Remaining deficit in 2009-10 budget is $2.5M for now
Municipal workers such as Jon Lucas of the building maintenance services have stepped up to take on bigger workloads as the city has left 44 positions vacant as the result of retirements or people leaving to work elsewhere. - photo by HIME ROMERO
Manteca now has 44 less municipal workers delivering city services than were on the job or authorized a year ago.

It’s a 14 percent reduction in staffing aimed at helping Manteca deal with a general fund deficit that had been projected in December to balloon to $11.3 million in the fiscal year starting July 1 if the city didn’t do anything based on revenue and spending trends at the time.

The expected deficit has now been whittled down to $2.5 million. Those 44 positions as well as movements to put in place 100 percent cost recovery of development fees, furloughs, and reorganization of duties among other moves have helped eliminate $8.8 million in general fund expenses.

Now the question is whether that figure of what remains to be cut - $2.5 million - will hold. That is why the city is now moving to a strategy of adopting a continuing resolution to keep the current budget and spending plans in place until as late as September when a budget is expected to be adopted.
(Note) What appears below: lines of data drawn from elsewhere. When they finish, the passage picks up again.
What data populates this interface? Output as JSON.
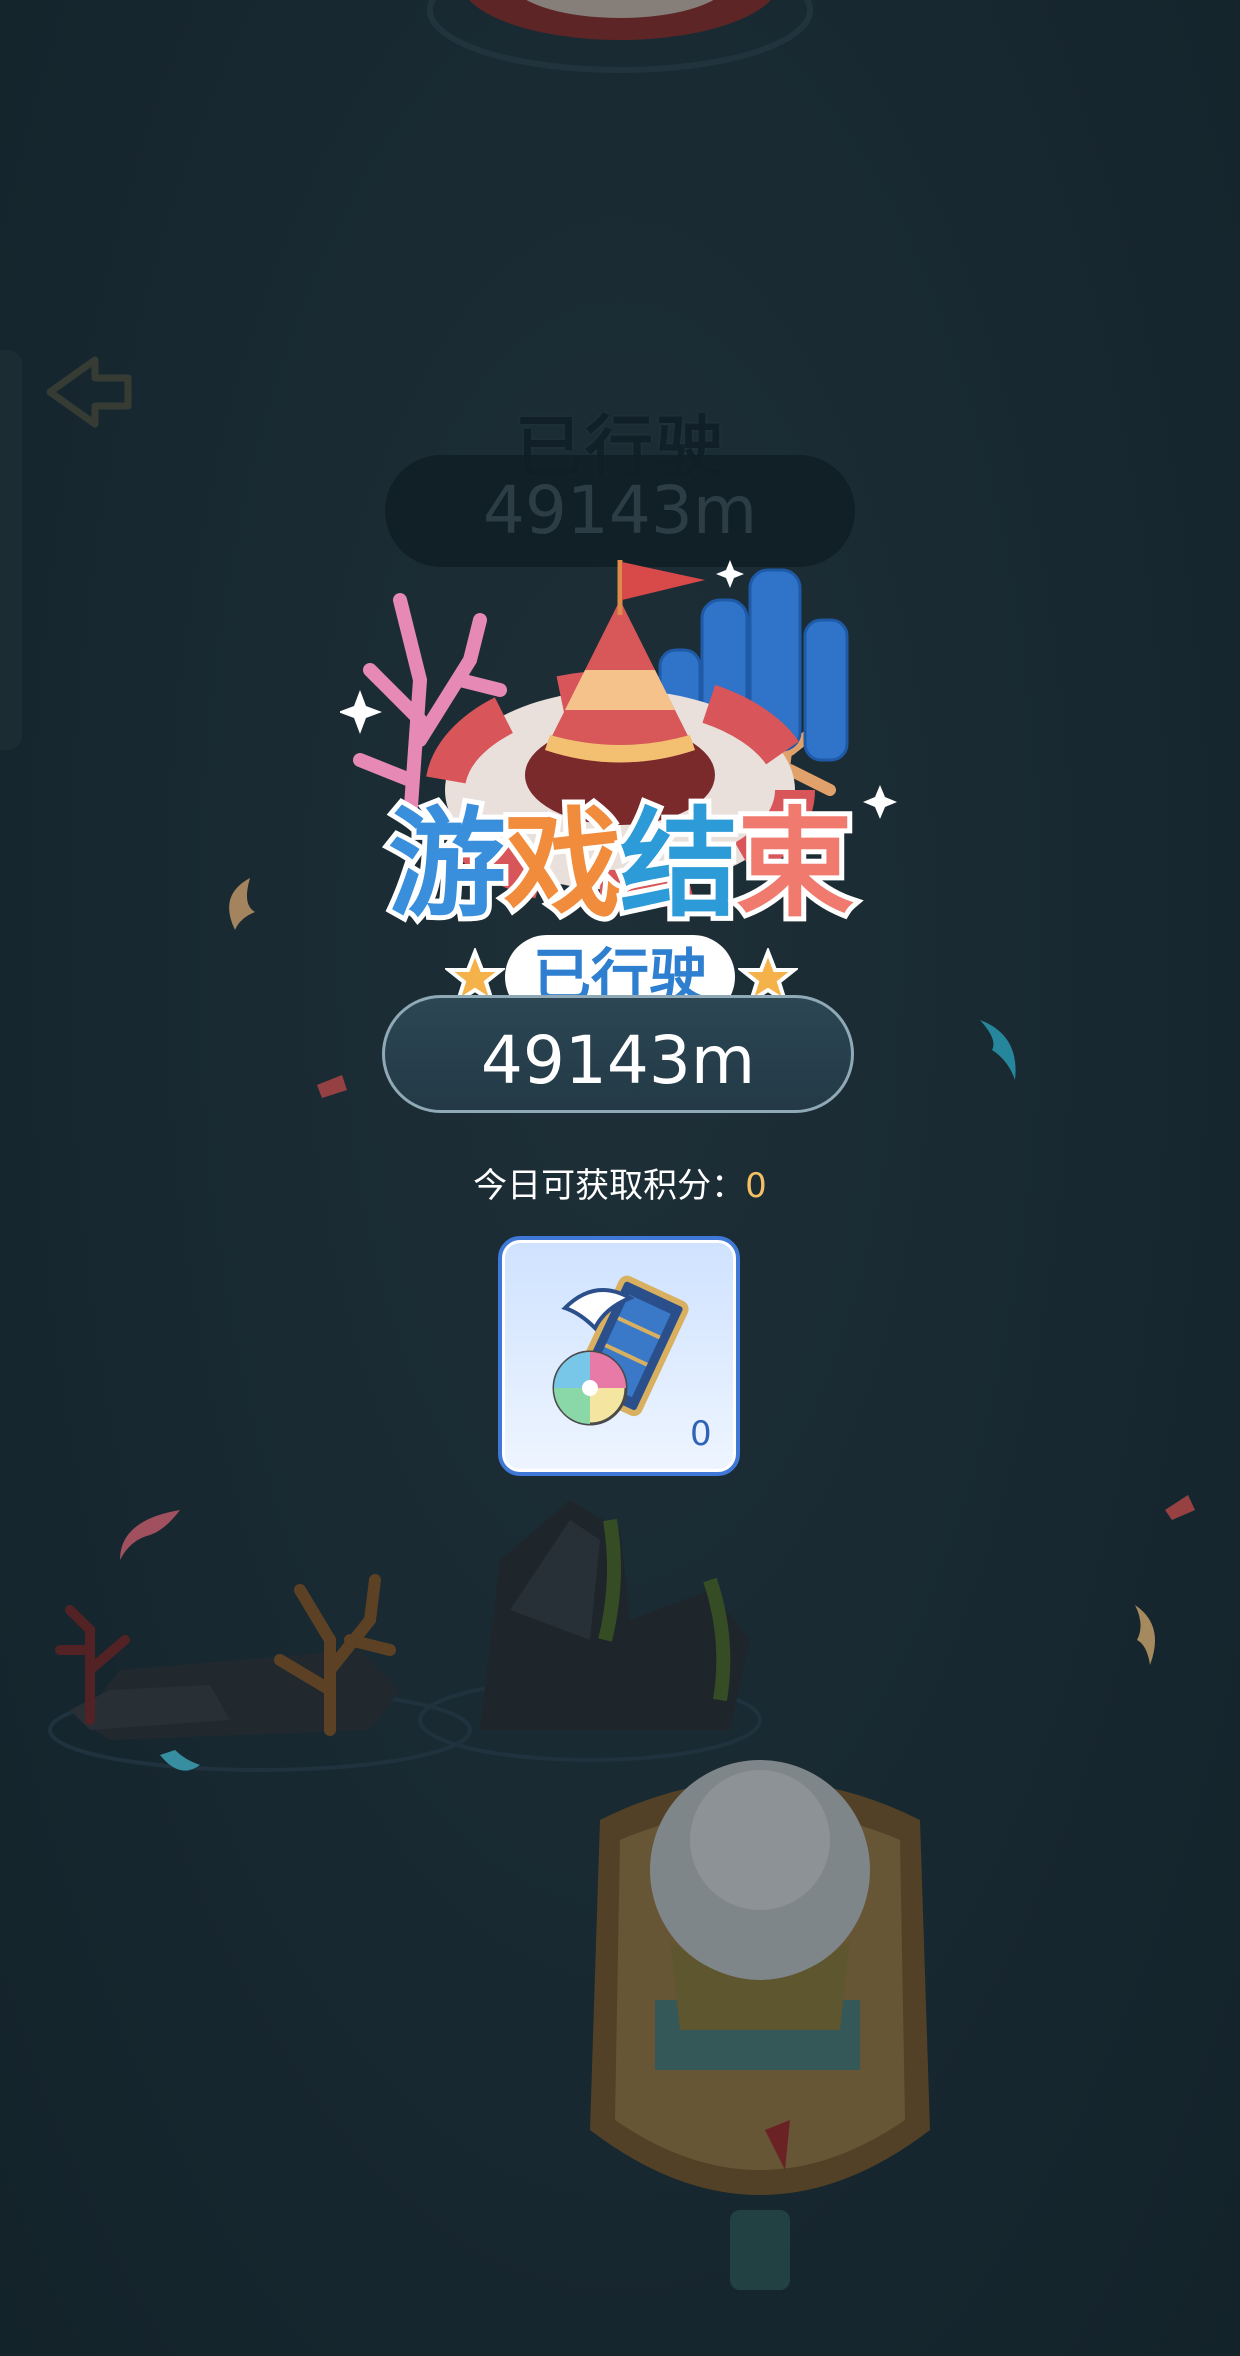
{
  "hud": {
    "distance_label": "已行驶",
    "distance_value": "49143m"
  },
  "result": {
    "title_chars": [
      "游",
      "戏",
      "结",
      "束"
    ],
    "subtitle": "已行驶",
    "distance_value": "49143m"
  },
  "points": {
    "label": "今日可获取积分：",
    "value": "0"
  },
  "reward": {
    "icon": "beach-ball-card-icon",
    "count": "0"
  },
  "colors": {
    "background": "#223640",
    "accent_blue": "#3f78d6",
    "points_gold": "#f3c063"
  }
}
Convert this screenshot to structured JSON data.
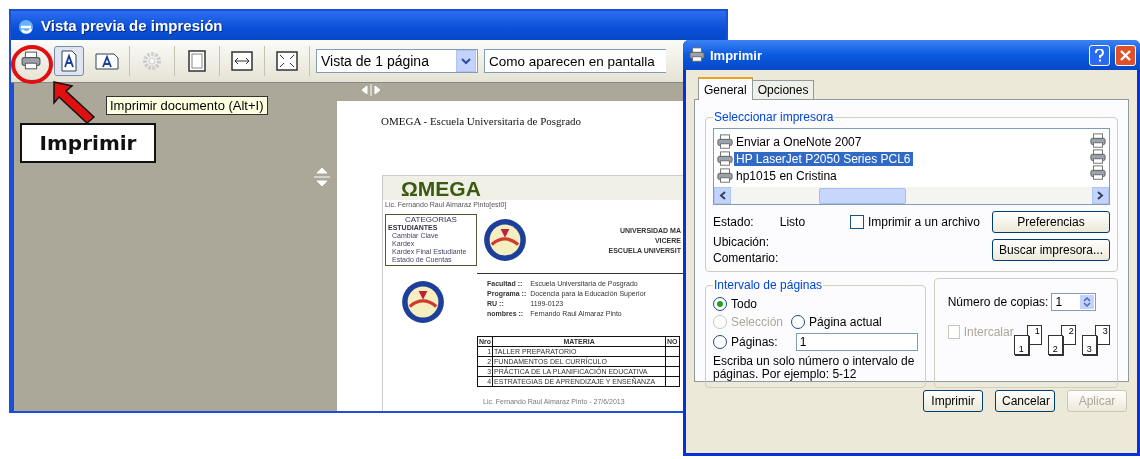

That is when they hope to have a firmer handle on property tax reassessments due in July plus sales tax trends. They also will be in a better position to see if Governor Arnold Schwarzenegger follows through on his threat to “borrow” another $2 billion in property taxes from local government – including at least $1.2 million from Manteca.

If overall property taxes decrease by more than the 15 percent that City Manager Steve Pinkerton is now assuming or sales tax weakens even further, it would mean a larger deficit and even more cuts that would have to be made.

The governor’s borrowing of more money from local government or even a greater deterioration in property tax receipts virtually guarantees either layoffs or municipal salary cuts or both.

City staff was cautiously optimistic just two weeks ago that they might be able to get through 2009-10 through additional retirements in the coming 14 months if revenue increases or property tax losses weren’t as severe as feared. The governor’s proposal to borrow local property taxes would change that.

“We have not cried wolf,” Manteca Mayor Willie Weatherford said at the start of Thursday’s budget workshop. “We have not issued pink slips.”

Other cities went straight to layoffs instead of re-examining how they were conducting the public’s business.  The City Council and Pinkerton decided in December they would be better off looking at every aspect of the city’s operations to find ways to cut costs and increase revenues through cost recovery efforts in fees that are charged for specific general fund services immediately instead of waiting.

The end result from freezes and retirements that were the result of a citywide examination of all services resulted in overall city savings of $4,686,505. Of that, $2,975,040 is coming from general fund savings. An additional benefit were cutting costs elsewhere in funds that were not facing a deficit including $714,465 from the water and sewer enterprise accounts as well as $997,000 from restricted funds.

Furloughs – the equivalent of 3.8 percent salary cuts that will go into effect July 1 – will save Manteca $653,345 next fiscal year as well as $81,585 from employment bargaining groups that wanted the cuts spread over a longer period.

The positions that are being left vacant after retirements or workers taking other jobs by department are city clerk, one; finance, six, community development, three; police, 13; fire, two; engineering, six; streets, four; building safety and inspection, one; building maintenance, one; and parks, seven.